Additionally, the project will include reviewing, updating and/or writing policies as needed.
Proposals were received from AGR Police Practice Group, LLC, Rockford, Ill.; Municipal Analytics, Ann Arbor; HV Global Consulting, Durham, N.C.; Municipal Management Consulting, LLC, Oscoda; and Alexander Weiss.
As reported, it was during a special TPA Board meeting on April 12 when members agreed to conduct further research into the companies before making a final decision.
Since then, Horning and Barringer held interviews with the top two entities the board settled on – Alexander Weiss Consulting and AGR Police Practice Group.
They reported to the TPA Board on Monday that Chet Epperson of AGR Police Practice Group – which provided a quote of $18,750 for the consulting effort – has worked with those from Alexander Weiss in the past, and he may be brought on for the TPA project, as well. Horning said the two parties have shown a willingness to work together, and that they each have something different to bring to the table.
As pointed out by Ferguson, since Weiss said he may be working with Epperson on the consulting, Ferguson believes this would already be factored into the cost on a sub contractor basis.
Horning said that Epperson, a retired police chief, responded with what was asked for in the request for proposals (RFP) document for the work.
She said that during talks with Alexander Weiss, though, she felt that much of the focus was on staffing needs and not so much on what was outlined in the RFPs. “It would be nice to have that information, but it wasn’t what we were initially asking for.”
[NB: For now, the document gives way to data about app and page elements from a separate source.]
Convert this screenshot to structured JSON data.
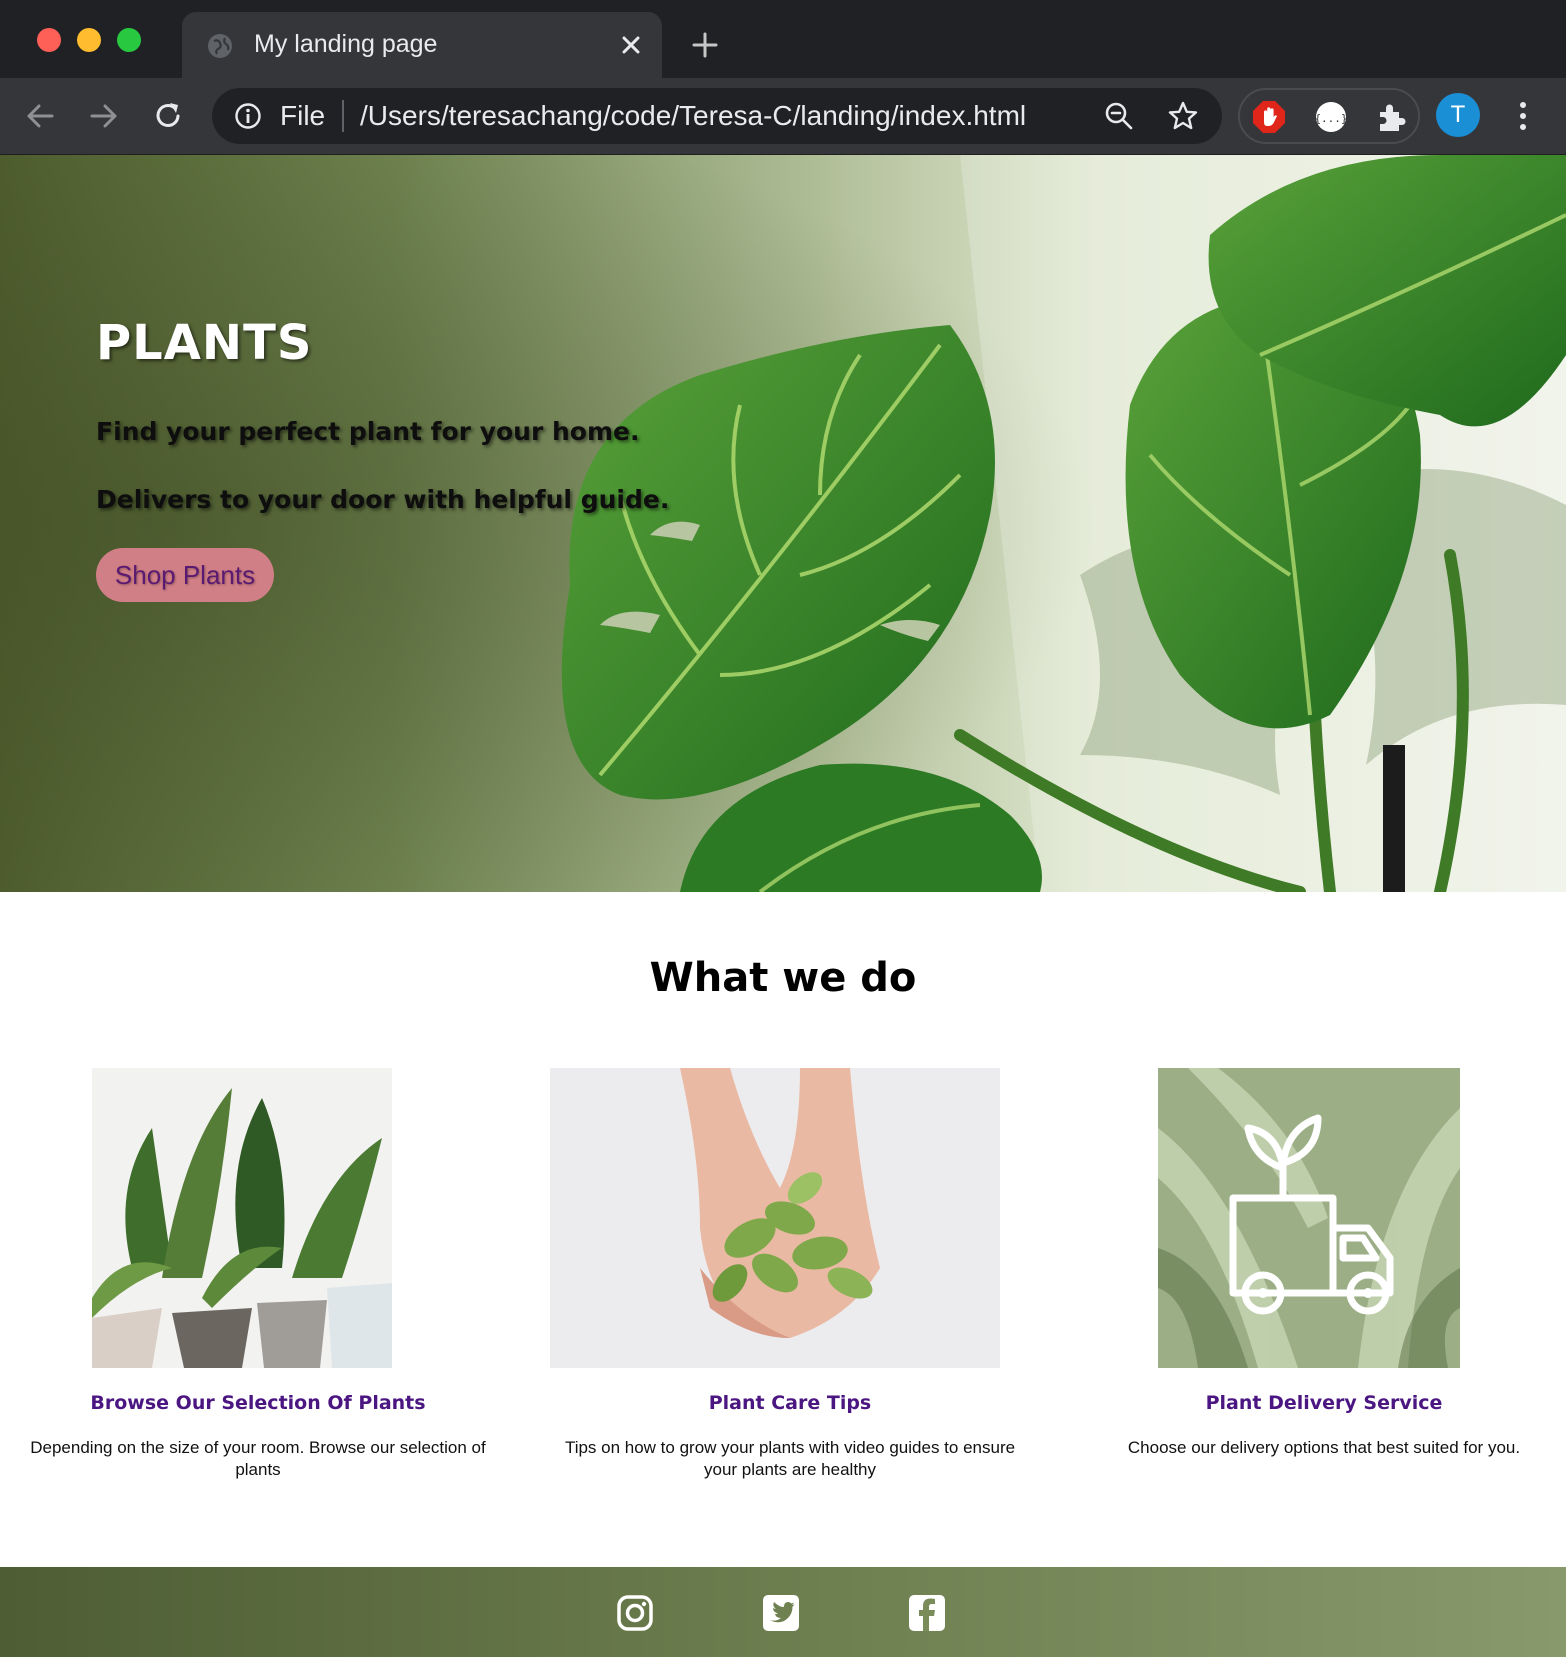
{
  "browser": {
    "tab_title": "My landing page",
    "omnibox_scheme": "File",
    "url": "/Users/teresachang/code/Teresa-C/landing/index.html",
    "avatar_letter": "T",
    "icons": [
      "globe-icon",
      "close-icon",
      "plus-icon",
      "back-icon",
      "forward-icon",
      "reload-icon",
      "info-icon",
      "zoom-icon",
      "star-icon",
      "adblock-extension-icon",
      "json-extension-icon",
      "puzzle-extension-icon",
      "kebab-menu-icon"
    ]
  },
  "hero": {
    "title": "PLANTS",
    "line1": "Find your perfect plant for your home.",
    "line2": "Delivers to your door with helpful guide.",
    "button_label": "Shop Plants"
  },
  "section": {
    "title": "What we do"
  },
  "cards": [
    {
      "title": "Browse Our Selection Of Plants",
      "text": "Depending on the size of your room. Browse our selection of plants"
    },
    {
      "title": "Plant Care Tips",
      "text": "Tips on how to grow your plants with video guides to ensure your plants are healthy"
    },
    {
      "title": "Plant Delivery Service",
      "text": "Choose our delivery options that best suited for you."
    }
  ],
  "footer": {
    "icons": [
      "instagram-icon",
      "twitter-icon",
      "facebook-icon"
    ]
  },
  "colors": {
    "accent_purple": "#4b1682",
    "button_pink": "#d17f86",
    "footer_green": "#6f8151"
  }
}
However, she said she believes the TPA will receive a pretty good product with Epperson, Weiss and Weiss’ staff teaming up on the project.
Barringer agreed, saying that both of the respondents are very qualified.
He added that Alexander Weiss brings another element to this that the TPA Board didn’t consider fully in the RFP, in regard to compiling various data on the 9-1-1 calls in the cities.
Barringer also remarked that Epperson’s understanding of the relationship between government and police organizations will be of benefit during the project.
In other matters, Ferguson shared in his administrative report to the board that interviews have been conducted with three candidates who applied for the vacant officer’s position.
He advised that background investigations are currently underway for the hopefuls, with the next step being to enter into a conditional offer of employment agreement with one of the applicants.